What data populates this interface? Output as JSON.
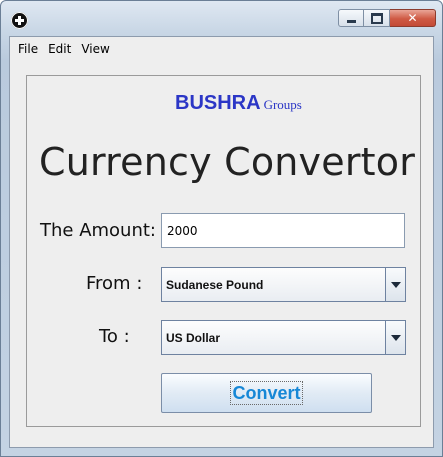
{
  "window": {
    "icon": "java-app-icon"
  },
  "menu": {
    "file": "File",
    "edit": "Edit",
    "view": "View"
  },
  "brand": {
    "main": "BUSHRA",
    "sub": "Groups"
  },
  "heading": "Currency Convertor",
  "form": {
    "amount_label": "The Amount:",
    "amount_value": "2000",
    "from_label": "From  :",
    "from_value": "Sudanese Pound",
    "to_label": "To   :",
    "to_value": "US Dollar",
    "convert_label": "Convert"
  },
  "colors": {
    "brand": "#2b36c6",
    "button_text": "#1687d6",
    "close_button": "#cf5a44"
  }
}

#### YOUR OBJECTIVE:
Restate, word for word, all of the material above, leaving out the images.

#### SOLUTION FOR THIS EXERCISE:
What data populates this interface? Output as JSON.
{
  "window": {
    "icon": "java-app-icon"
  },
  "menu": {
    "file": "File",
    "edit": "Edit",
    "view": "View"
  },
  "brand": {
    "main": "BUSHRA",
    "sub": "Groups"
  },
  "heading": "Currency Convertor",
  "form": {
    "amount_label": "The Amount:",
    "amount_value": "2000",
    "from_label": "From  :",
    "from_value": "Sudanese Pound",
    "to_label": "To   :",
    "to_value": "US Dollar",
    "convert_label": "Convert"
  },
  "colors": {
    "brand": "#2b36c6",
    "button_text": "#1687d6",
    "close_button": "#cf5a44"
  }
}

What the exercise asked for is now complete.